*TASK TO COMPLETE*
Below are the records; copy out every line that holds the word "pages".

== EXERCISE MATERIALS ==

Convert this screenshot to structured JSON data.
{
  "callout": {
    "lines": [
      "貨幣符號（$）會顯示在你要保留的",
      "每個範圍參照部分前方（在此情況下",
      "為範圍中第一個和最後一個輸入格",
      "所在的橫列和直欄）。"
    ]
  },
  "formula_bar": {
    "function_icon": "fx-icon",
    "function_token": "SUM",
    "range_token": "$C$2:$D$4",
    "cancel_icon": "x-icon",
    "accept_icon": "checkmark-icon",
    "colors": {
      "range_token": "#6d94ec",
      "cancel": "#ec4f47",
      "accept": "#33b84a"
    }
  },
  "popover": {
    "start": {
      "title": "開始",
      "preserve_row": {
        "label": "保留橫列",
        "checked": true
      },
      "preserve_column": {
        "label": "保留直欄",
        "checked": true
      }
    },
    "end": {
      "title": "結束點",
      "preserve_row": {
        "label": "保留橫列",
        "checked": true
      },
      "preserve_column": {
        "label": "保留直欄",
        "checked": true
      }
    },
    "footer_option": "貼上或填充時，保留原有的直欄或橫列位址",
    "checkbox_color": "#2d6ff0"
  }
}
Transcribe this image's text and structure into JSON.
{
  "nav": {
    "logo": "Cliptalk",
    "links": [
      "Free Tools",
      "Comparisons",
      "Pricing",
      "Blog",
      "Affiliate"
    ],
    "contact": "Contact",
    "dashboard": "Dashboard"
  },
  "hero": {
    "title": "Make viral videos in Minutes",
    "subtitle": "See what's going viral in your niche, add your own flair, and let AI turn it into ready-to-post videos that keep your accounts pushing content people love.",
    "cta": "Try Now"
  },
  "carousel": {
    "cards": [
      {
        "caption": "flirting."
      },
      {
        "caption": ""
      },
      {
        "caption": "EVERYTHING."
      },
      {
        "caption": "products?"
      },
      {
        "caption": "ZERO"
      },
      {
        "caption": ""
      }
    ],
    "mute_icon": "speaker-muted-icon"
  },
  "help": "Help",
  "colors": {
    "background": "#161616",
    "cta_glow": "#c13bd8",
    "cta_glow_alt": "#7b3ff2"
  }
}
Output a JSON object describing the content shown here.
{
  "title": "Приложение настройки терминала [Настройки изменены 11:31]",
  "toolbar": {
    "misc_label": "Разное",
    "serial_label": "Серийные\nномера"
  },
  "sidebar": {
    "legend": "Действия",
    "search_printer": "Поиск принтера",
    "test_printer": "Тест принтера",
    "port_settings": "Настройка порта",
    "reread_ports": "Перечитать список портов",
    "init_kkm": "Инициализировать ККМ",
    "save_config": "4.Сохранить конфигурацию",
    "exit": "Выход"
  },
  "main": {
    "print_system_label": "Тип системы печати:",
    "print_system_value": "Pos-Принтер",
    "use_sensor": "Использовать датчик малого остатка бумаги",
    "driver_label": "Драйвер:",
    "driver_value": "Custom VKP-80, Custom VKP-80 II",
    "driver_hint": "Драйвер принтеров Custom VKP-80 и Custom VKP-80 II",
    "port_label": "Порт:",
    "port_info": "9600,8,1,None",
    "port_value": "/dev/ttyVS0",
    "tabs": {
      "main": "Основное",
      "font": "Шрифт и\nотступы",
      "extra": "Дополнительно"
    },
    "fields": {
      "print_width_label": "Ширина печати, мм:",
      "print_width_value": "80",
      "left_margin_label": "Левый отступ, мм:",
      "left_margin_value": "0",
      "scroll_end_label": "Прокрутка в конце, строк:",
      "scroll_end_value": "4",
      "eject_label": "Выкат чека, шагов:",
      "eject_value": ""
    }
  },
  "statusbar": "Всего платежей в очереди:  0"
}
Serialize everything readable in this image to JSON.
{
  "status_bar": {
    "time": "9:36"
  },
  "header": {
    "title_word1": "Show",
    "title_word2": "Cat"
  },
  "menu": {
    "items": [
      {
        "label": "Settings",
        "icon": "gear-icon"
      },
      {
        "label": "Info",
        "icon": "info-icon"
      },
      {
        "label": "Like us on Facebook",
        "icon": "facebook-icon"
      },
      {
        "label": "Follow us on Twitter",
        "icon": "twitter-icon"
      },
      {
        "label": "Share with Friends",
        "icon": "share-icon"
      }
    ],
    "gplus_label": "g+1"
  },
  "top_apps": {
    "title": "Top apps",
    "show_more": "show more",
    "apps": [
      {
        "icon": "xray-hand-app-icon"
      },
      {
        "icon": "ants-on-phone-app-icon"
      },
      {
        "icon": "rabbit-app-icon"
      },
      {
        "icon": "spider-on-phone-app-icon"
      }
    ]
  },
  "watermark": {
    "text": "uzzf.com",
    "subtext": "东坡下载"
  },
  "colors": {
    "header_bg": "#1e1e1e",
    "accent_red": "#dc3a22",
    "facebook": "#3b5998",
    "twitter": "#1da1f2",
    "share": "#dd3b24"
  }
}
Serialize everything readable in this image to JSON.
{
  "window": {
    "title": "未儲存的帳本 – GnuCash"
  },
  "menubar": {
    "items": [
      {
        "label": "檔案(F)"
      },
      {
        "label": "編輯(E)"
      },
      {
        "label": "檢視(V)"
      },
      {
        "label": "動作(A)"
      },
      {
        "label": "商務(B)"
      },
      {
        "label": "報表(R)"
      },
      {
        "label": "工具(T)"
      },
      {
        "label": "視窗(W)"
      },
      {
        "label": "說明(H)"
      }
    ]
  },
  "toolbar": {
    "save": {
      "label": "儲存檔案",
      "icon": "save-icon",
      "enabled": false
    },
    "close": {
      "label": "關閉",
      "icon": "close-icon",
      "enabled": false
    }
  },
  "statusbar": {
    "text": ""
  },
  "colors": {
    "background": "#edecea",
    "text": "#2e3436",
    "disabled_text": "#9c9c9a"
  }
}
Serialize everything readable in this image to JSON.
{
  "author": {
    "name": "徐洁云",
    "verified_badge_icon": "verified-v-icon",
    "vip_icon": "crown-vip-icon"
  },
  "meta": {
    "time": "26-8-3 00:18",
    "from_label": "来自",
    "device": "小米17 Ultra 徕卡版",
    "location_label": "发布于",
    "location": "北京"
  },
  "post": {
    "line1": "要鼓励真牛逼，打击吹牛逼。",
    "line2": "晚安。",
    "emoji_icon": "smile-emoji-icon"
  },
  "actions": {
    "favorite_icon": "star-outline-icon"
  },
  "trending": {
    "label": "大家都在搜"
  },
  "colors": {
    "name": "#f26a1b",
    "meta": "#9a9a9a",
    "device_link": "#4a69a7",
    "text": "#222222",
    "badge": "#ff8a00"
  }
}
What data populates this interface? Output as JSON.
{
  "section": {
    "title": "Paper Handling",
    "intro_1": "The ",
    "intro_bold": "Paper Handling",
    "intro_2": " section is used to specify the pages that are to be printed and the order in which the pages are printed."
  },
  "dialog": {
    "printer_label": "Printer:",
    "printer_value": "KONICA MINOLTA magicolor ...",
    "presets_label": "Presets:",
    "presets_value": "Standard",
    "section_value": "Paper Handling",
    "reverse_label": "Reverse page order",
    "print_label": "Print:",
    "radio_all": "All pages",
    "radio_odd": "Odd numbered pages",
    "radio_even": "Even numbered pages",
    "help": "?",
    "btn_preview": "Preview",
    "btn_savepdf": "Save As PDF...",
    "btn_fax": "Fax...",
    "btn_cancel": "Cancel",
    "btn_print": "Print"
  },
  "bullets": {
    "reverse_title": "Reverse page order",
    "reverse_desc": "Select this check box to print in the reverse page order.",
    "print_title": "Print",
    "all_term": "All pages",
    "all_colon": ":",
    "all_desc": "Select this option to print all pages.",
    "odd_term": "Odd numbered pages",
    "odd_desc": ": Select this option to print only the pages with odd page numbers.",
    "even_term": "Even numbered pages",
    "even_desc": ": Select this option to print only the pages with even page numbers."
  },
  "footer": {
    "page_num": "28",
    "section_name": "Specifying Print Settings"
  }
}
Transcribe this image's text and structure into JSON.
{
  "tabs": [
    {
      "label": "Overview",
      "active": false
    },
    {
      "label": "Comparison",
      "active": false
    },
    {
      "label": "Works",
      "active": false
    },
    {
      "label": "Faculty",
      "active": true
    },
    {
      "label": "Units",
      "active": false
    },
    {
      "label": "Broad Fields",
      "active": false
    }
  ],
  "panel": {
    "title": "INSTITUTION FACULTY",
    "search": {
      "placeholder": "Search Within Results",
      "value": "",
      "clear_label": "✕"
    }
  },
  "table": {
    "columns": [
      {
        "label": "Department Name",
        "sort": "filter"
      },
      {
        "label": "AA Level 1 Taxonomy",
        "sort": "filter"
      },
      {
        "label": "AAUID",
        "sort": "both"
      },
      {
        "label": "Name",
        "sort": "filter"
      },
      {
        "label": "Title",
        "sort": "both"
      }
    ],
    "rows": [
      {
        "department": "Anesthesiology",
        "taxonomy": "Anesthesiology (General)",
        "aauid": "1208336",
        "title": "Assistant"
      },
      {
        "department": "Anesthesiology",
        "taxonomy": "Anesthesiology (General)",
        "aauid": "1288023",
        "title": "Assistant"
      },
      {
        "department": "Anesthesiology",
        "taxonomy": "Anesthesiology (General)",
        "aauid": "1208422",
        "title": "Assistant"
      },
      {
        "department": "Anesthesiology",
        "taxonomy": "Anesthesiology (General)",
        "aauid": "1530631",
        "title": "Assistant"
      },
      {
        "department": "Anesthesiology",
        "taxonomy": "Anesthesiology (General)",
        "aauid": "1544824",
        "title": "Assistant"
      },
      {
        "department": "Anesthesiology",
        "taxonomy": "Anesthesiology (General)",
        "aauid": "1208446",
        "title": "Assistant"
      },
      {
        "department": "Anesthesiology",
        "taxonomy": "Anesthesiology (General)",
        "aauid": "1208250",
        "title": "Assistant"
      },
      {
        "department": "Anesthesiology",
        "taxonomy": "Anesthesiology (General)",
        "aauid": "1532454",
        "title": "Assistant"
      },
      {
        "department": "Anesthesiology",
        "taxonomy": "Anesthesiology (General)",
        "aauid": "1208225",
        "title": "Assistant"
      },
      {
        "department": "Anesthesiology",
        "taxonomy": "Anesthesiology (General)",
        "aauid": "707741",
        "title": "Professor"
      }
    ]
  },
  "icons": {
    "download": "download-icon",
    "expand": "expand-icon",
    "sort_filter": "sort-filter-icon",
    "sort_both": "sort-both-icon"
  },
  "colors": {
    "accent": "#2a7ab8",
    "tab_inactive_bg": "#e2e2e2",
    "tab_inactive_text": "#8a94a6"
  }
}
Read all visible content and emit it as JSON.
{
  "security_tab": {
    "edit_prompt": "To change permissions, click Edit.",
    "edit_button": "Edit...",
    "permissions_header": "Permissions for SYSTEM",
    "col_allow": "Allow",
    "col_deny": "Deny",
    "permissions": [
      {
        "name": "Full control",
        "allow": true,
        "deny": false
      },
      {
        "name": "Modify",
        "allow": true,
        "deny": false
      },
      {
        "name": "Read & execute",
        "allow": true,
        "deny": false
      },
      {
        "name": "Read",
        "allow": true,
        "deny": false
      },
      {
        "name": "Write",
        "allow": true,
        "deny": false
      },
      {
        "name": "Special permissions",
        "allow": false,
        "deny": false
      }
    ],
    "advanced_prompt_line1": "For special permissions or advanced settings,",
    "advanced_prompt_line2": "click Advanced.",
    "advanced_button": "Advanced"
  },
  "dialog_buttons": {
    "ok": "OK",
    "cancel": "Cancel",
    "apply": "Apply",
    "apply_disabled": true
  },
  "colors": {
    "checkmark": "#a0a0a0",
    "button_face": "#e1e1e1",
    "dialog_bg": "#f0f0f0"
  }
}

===

*THE COMPLETED TASK*
    "intro_2": " section is used to specify the pages that are to be printed and the order in which the pages are printed."
    "radio_all": "All pages",
    "radio_odd": "Odd numbered pages",
    "radio_even": "Even numbered pages",
    "all_term": "All pages",
    "all_desc": "Select this option to print all pages.",
    "odd_term": "Odd numbered pages",
    "odd_desc": ": Select this option to print only the pages with odd page numbers.",
    "even_term": "Even numbered pages",
    "even_desc": ": Select this option to print only the pages with even page numbers."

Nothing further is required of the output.